THE TASK: Look for the word "user" in the entries and copy every line where it shows up.

• • •

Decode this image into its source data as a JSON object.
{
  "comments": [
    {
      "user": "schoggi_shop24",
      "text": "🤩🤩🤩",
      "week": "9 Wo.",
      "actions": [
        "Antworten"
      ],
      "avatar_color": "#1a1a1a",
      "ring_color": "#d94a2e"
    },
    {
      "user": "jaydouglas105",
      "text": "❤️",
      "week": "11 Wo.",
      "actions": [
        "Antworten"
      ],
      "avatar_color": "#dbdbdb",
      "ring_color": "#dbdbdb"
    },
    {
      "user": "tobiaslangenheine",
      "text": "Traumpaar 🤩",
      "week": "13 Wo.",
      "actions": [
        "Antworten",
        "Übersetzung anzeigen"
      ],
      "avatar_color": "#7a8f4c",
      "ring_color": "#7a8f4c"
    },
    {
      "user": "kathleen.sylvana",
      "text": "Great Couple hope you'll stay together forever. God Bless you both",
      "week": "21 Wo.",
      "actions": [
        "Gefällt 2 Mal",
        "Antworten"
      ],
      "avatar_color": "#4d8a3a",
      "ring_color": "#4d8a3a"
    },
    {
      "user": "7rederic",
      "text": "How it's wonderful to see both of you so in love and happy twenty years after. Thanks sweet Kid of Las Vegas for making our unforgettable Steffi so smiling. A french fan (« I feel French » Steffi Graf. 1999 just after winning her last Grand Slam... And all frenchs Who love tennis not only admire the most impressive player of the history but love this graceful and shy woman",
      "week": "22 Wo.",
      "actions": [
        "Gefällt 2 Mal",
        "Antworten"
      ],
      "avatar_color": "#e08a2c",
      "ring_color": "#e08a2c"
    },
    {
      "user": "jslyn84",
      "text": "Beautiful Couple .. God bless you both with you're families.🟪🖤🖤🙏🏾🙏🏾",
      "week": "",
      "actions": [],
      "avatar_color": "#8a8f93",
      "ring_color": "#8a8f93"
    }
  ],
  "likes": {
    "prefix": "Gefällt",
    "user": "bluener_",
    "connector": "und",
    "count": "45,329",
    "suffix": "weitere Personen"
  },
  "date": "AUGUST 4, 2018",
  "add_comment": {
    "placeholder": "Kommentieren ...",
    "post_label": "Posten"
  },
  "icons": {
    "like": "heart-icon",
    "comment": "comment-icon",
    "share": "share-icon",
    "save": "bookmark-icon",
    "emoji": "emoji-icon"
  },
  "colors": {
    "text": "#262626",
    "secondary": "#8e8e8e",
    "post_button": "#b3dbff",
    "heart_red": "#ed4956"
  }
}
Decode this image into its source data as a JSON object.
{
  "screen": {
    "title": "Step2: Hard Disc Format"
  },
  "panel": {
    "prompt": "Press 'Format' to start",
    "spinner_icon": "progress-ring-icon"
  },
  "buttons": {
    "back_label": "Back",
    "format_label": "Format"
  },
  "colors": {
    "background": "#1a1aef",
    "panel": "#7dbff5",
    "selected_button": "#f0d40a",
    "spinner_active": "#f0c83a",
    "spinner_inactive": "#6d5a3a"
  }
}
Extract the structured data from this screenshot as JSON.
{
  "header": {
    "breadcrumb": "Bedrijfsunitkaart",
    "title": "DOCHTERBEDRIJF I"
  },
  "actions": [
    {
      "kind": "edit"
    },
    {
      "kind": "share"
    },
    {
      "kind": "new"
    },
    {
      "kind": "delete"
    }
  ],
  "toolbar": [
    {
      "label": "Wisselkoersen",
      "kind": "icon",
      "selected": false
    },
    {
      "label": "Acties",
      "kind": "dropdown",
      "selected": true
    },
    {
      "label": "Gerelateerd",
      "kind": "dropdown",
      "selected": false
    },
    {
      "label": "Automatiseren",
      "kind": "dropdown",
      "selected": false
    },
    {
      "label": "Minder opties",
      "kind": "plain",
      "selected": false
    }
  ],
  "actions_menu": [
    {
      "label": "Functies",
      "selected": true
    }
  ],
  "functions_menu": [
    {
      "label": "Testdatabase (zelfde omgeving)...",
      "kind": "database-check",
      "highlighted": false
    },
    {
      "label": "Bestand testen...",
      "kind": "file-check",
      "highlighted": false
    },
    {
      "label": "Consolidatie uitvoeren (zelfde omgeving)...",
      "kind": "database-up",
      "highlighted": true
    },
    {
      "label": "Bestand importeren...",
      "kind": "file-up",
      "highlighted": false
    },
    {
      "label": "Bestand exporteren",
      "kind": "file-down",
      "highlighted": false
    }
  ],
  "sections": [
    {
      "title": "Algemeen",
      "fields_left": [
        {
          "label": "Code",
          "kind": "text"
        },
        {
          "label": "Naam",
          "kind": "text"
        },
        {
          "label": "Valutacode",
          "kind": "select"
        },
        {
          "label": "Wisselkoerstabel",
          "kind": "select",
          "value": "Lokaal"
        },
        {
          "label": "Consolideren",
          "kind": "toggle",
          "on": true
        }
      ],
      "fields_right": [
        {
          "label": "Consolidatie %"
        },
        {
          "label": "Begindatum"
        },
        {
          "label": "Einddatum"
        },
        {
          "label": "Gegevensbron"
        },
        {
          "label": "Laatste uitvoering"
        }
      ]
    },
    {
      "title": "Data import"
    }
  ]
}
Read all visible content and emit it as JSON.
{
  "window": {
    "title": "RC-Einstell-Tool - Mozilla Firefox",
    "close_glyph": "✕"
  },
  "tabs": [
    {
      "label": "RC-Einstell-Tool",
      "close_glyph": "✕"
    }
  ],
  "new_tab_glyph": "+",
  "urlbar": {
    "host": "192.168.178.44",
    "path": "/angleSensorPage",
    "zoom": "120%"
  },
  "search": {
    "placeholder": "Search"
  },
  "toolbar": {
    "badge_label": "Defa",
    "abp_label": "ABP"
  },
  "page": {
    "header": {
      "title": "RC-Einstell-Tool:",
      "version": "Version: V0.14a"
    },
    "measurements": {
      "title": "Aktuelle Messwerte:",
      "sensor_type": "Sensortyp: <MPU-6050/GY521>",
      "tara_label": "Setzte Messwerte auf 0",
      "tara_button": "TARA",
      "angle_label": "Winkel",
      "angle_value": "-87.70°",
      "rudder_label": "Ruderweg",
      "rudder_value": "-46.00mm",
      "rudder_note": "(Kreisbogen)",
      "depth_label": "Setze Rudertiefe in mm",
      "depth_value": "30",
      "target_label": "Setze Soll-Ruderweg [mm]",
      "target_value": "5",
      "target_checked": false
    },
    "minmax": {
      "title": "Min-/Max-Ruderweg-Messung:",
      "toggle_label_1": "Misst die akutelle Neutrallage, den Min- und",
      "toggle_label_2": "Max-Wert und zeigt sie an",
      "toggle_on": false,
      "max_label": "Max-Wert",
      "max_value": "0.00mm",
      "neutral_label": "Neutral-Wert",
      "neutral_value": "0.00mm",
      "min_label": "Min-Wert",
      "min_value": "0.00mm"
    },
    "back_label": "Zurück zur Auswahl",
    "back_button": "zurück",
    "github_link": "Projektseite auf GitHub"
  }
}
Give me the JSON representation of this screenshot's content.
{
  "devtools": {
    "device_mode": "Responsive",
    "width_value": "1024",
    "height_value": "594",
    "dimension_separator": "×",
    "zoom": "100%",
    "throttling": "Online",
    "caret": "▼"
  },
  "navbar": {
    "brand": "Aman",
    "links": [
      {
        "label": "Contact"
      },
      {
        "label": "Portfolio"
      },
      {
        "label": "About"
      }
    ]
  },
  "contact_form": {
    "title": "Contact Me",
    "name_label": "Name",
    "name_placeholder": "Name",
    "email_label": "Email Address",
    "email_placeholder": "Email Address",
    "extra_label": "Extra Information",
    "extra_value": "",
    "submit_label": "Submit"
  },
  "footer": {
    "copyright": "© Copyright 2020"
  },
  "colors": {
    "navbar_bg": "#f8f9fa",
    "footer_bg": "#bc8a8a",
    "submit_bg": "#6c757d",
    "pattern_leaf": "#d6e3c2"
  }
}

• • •

ANSWER TO THIS EXERCISE:
      "user": "schoggi_shop24",
      "user": "jaydouglas105",
      "user": "tobiaslangenheine",
      "user": "kathleen.sylvana",
      "user": "7rederic",
      "user": "jslyn84",
    "user": "bluener_",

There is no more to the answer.